At this point, the answer is unclear. While climate scientists are currently split as to whether extreme weather is indicative of a changing global climate, there is a consensus that some factors that may have created the storm – such as warmer seas -- make sense in a climate change narrative.

According to Kevin E. Trenberth of the National Center for Atmospheric Research, the question isn’t whether extreme weather is caused by climate change. Because, in fact, “all weather events are affected by climate change because the environment in which they occur is warmer and moister than it used to be.”

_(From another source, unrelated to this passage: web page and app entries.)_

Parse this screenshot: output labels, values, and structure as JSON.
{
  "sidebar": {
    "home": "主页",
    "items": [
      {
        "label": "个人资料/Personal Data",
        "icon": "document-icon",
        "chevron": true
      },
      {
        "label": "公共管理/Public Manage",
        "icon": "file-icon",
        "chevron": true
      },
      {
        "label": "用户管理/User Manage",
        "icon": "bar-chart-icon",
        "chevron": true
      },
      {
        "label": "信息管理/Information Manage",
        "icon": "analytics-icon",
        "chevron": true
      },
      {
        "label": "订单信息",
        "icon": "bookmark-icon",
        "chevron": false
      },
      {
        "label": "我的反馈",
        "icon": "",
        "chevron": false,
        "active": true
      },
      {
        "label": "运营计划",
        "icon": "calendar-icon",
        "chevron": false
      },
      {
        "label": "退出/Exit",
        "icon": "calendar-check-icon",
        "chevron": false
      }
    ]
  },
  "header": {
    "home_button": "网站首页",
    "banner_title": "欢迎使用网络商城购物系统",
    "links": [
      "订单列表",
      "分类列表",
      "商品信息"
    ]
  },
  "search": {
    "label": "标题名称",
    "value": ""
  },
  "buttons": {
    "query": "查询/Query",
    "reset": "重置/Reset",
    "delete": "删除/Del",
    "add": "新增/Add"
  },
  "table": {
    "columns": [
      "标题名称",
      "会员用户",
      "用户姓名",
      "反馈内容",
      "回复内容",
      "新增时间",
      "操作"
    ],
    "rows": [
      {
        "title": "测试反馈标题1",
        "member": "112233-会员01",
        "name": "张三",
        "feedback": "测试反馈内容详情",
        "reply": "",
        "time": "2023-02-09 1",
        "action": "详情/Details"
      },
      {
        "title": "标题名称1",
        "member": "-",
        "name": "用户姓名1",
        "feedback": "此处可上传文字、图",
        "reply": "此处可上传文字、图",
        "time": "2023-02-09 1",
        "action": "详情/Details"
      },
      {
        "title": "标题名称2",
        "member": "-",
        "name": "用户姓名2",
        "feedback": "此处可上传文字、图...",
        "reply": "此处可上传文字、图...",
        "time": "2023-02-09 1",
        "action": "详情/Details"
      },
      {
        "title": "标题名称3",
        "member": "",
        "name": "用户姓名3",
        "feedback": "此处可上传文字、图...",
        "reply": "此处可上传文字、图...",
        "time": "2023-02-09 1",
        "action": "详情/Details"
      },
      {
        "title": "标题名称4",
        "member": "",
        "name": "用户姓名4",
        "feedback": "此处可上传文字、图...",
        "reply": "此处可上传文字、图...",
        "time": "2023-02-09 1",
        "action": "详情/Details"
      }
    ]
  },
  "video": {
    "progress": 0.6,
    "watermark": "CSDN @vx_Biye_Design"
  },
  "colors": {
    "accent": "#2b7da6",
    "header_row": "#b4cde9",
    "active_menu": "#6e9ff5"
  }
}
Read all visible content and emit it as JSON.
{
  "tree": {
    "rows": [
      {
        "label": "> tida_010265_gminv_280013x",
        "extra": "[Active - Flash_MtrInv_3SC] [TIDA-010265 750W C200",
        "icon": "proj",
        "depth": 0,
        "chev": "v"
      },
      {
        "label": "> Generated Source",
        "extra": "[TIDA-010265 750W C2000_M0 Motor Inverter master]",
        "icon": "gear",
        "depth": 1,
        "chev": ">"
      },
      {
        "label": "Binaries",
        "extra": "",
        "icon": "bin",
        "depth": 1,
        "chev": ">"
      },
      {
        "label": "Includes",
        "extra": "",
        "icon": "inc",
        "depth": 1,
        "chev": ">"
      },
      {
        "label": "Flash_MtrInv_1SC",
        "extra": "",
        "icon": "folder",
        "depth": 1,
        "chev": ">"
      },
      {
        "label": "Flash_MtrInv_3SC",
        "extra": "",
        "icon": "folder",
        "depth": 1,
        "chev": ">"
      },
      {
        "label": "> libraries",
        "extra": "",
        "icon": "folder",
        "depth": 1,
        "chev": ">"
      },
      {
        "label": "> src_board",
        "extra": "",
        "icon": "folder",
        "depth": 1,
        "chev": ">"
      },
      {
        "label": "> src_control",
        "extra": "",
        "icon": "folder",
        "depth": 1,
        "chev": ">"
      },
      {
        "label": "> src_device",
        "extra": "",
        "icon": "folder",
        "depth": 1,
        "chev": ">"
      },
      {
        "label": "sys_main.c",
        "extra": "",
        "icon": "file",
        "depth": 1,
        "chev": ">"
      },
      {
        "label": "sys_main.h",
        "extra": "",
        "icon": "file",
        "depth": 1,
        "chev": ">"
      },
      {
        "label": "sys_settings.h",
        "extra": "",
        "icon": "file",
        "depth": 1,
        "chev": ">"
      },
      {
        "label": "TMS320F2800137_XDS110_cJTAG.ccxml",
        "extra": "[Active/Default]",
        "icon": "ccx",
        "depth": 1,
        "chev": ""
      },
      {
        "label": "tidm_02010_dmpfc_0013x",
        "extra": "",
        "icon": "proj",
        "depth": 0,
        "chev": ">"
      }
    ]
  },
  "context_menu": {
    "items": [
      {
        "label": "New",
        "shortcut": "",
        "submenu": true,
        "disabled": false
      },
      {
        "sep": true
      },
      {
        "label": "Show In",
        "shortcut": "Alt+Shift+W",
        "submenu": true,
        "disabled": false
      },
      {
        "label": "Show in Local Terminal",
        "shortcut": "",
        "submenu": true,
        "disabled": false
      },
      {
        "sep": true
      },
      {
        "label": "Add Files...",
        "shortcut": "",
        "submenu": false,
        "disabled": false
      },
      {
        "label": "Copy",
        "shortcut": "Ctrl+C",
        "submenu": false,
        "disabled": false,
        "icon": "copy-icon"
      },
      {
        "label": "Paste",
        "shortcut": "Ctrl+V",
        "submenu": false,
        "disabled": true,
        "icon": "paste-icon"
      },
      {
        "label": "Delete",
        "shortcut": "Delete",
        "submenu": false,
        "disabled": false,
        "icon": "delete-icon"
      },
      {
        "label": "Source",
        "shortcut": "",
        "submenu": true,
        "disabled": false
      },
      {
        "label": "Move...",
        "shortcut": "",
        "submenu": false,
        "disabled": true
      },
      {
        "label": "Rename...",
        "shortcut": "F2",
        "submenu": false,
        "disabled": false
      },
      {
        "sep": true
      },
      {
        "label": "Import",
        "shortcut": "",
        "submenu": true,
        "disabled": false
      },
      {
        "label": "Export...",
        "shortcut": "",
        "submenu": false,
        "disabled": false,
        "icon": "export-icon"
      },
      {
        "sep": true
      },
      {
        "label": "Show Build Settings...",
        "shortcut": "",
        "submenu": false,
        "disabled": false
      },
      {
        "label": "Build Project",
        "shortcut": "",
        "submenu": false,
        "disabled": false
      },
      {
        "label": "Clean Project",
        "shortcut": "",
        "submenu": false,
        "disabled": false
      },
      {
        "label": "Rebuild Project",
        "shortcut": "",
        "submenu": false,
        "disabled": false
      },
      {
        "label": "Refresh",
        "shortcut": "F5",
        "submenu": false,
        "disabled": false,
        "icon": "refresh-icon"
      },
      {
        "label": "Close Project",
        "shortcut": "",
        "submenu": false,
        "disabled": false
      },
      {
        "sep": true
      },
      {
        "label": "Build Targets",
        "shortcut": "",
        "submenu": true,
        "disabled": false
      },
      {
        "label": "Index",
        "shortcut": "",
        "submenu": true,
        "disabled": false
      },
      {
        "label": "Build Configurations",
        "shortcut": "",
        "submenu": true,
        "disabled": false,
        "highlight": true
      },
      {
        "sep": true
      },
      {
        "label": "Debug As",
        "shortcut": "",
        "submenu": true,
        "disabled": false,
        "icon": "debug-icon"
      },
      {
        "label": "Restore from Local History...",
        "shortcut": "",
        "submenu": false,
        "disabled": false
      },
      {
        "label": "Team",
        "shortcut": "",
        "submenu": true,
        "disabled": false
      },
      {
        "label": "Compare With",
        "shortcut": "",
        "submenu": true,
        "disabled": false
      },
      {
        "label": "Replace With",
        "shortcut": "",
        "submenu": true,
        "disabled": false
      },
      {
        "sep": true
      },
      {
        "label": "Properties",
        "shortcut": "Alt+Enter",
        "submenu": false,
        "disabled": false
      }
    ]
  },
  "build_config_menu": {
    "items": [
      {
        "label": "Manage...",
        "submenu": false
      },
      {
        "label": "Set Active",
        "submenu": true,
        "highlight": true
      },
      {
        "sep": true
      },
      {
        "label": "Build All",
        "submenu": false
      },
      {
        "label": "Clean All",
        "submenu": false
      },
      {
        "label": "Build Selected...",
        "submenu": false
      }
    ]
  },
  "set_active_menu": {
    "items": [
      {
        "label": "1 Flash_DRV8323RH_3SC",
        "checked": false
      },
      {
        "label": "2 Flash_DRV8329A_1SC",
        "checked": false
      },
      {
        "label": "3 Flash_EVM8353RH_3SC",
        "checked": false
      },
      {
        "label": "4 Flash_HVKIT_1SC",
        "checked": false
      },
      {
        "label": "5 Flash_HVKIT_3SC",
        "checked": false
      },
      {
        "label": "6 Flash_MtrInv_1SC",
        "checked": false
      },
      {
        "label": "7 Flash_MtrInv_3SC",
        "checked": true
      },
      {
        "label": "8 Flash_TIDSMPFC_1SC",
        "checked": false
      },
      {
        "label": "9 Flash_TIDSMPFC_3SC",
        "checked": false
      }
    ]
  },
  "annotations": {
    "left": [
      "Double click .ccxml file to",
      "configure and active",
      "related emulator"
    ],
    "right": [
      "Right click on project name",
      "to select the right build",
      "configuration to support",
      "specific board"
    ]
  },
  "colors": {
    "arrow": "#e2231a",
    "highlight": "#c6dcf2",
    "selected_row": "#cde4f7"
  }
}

Several studies indicate that ocean temperatures have risen sharply within the last century.  In April, the Scripps Institution of Oceanography at the University of California San Diego, reported temperatures in the upper portions of the ocean have increased by an average of .59-degree Fahrenheit since the 1870s. At the ocean's surface, the researchers noted a 1.1-degree Fahrenheit increase.

"The significance of the study is not only that we see a temperature difference that indicates warming on a global scale, but that the magnitude of the temperature change since the 1870s is twice that observed over the past 50 years," said Dean Roemmich, a UC San Diego physical oceanographer who led the research, in a statement.

And warmer sea temperatures contribute to rising sea levels, Roemmich said. The National Oceanic and Atmospheric Administration reports about 4,514 miles of the nation’s shoreline – about 20 percent of the country’s total coastline – is highly vulnerable to sea level rise, something that will only become more of a threat as water temperatures continue to rise. Higher sea levels also lead to stronger storm surges and ultimately, more damage to coastal regions.

As The Telegraph’s Tom Chivers points out, in theory, “warmer seas mean more energy in the cyclone systems that form tropical storms, which, it is hypothesized, means higher wind speeds; warmer air can carry more moisture, meaning, theoretically, more rainfall.” However, one 2005 analysis of peer-reviewed literature by the American Meteorological Society discovered there was “weak” evidence to suggest there has been an increase in hurricane intensity over the last 50 years.

Still, some environmental advocacy groups suggest Hurricane Sandy is only one of several extreme weather events the globe has seen in 2012 and have used the storm as an opportunity to bring attention to climate change.  On Sunday, the activist organization organized a rally in New York City’s Time Square called “Connect the Dots between Extreme Weather and Climate Change,” where participants held a huge banner emblazoned with the phrase “End Climate Silence” in a nod to the scarce attention the issue has received during this year’s presidential election season.

“It’s really important that everybody, even those who aren’t in the kind of path of this storm, reflect about what it means that in the warmest year in U.S. history, ... in a year when we saw, essentially, summer sea ice in the Arctic just vanish before our eyes, what it means that we’re now seeing storms of this unprecedented magnitude," founder Bill McKibben told Democracy Now!. "If there was ever a wake-up call, this is it."